Mr. LaPorta does correctly quote meas stating Opelika’s network “has not broken even”.  It is not unusual for capital intensive fiber projects to show a loss in the early years of operation. Rapid growth in capital expenditures is a natural part of any start-up enterprise.  Mr. LaPorta knows perfectly well that it is inappropriate to draw negative conclusions from early-year losses in such projects.  Our business plan projected losses during the first 5 years of the project. OPS is meeting all projections in the business plan.

High-speed access to Internet services is a key requirement for citizen participation in the 21st century.Municipal telecommunications and broadband networks are not new.  Over 143 municipalities provide broadband services. Many municipal utilities have successfully offered broadband to their customers as an adjunct to their electric or other utility services. Local governments provide needed broadband services to address community needs. Municipalities throughout the country, such as Chattanooga, Tennessee; Chanute, Kansas; Santa Monica, California; Lafayette, Louisiana; Burlington, Vermont; Tullahoma,Tennessee; Bristol, Tennessee; Cedar Falls, Iowa; Russellville, Kansas and Wilson, North Carolina have successfully created and operated “gigabit broadband enterprises”. These municipal networks provide excellent service at competitive prices and serve previously unserved areas of the community.

2.         OPSONE contributes to the well-being of the local economy. 

Mr. LaPorta argues that public Internet projects are “a waste of money that will threaten the financial well-being of state and local governments."  LaPorta provides no evidence for these dramatic claims. In fact, municipal networks increase both public and private investment by building broadband infrastructure and creating new business opportunities. Municipal networks add to rather than eliminate competition. It is without dispute, that the fiber-to-the-home broadband network in Opelika has spurred job growth. The Auburn-Opelika area has seen the largest total employment growth in Alabama. In fact, in December 2015, Milken Institute named the Auburn – Opelika MSA as the 10th best performing small city in the United States. The Auburn – Opelika area is among the leaders in Alabama in job creation, wage gains and technology trends.

According to Moody's Investors Service,Opelika’s bond rating is Aa2, which is among the highest ratings in the state of Alabama. This bond rating reflects a solid financial position marked by healthy reserves and a stable tax base.
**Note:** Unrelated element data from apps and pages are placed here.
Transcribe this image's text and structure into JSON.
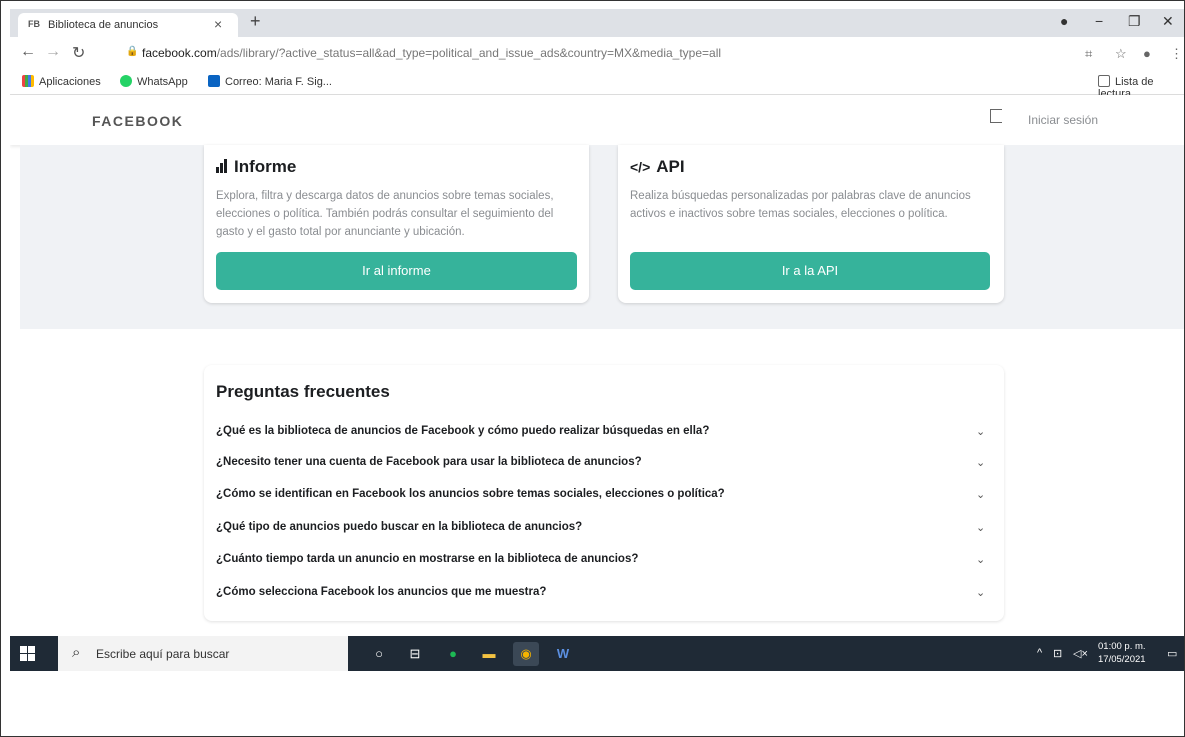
{
  "browser": {
    "tab_title": "Biblioteca de anuncios",
    "tab_favicon": "FB",
    "url_host": "facebook.com",
    "url_path": "/ads/library/?active_status=all&ad_type=political_and_issue_ads&country=MX&media_type=all"
  },
  "bookmarks": {
    "apps": "Aplicaciones",
    "whatsapp": "WhatsApp",
    "mail": "Correo: Maria F. Sig...",
    "reading_list": "Lista de lectura"
  },
  "header": {
    "logo": "FACEBOOK",
    "login": "Iniciar sesión"
  },
  "cards": {
    "report": {
      "title": "Informe",
      "text": "Explora, filtra y descarga datos de anuncios sobre temas sociales, elecciones o política. También podrás consultar el seguimiento del gasto y el gasto total por anunciante y ubicación.",
      "button": "Ir al informe"
    },
    "api": {
      "title": "API",
      "icon_text": "</>",
      "text": "Realiza búsquedas personalizadas por palabras clave de anuncios activos e inactivos sobre temas sociales, elecciones o política.",
      "button": "Ir a la API"
    }
  },
  "faq": {
    "title": "Preguntas frecuentes",
    "items": [
      "¿Qué es la biblioteca de anuncios de Facebook y cómo puedo realizar búsquedas en ella?",
      "¿Necesito tener una cuenta de Facebook para usar la biblioteca de anuncios?",
      "¿Cómo se identifican en Facebook los anuncios sobre temas sociales, elecciones o política?",
      "¿Qué tipo de anuncios puedo buscar en la biblioteca de anuncios?",
      "¿Cuánto tiempo tarda un anuncio en mostrarse en la biblioteca de anuncios?",
      "¿Cómo selecciona Facebook los anuncios que me muestra?"
    ]
  },
  "taskbar": {
    "search_placeholder": "Escribe aquí para buscar",
    "time": "01:00 p. m.",
    "date": "17/05/2021"
  },
  "colors": {
    "accent_green": "#36b39b",
    "taskbar": "#1f2a36"
  }
}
Based upon the incorrectness of Mr. LaPorta’s statements, a casual reader might wonder if Opelika is experiencing financial problems. 

Nothing could be further from the truth.  The local economy is expanding and City government is in excellent financial condition.  The deployment of the FTTH network has not adversely affected the financial condition of the City.


Mr. LaPorta attempts to use the Opelika FTTH network as a platform to discourage other municipalities from pursuing broadband projects. Opelika is very proud of the success that OPS ONE has achieved for the City of Opelika. OPS ONE has created a competitive broadband environment in Opelika. OPS ONE is offering superior infrastructure to its subscribers at competitive prices.

For almost two decades, AT&T,Comcast, Time Warner Cable and Charter Communications have spent millions of dollars to lobby state legislatures, influence elections and buy research to stop the spread of public Internet services that often offer faster speeds and cheaper rates. These companies have succeeded in getting laws passed in 20 states that ban or restrict municipalities from offering Internet to residents. Cable and broad band companies have tried to undermine municipal networks by paying for research from front groups such as Taxpayer Protection Alliance. Instead of improving broadband and infrastructure, these companies have spent millions to resist competition by the municipal networks. In our view, competition is preferable to regulation in a competitive market. It is important that legislators and policymakers recognize the vital role competition plays in achieving better Internet services.

In summary, we are extremely proud of OPS ONE and are confident that it is well positioned for the future.  The system is offering the fastest Internet service in the country at competitive prices.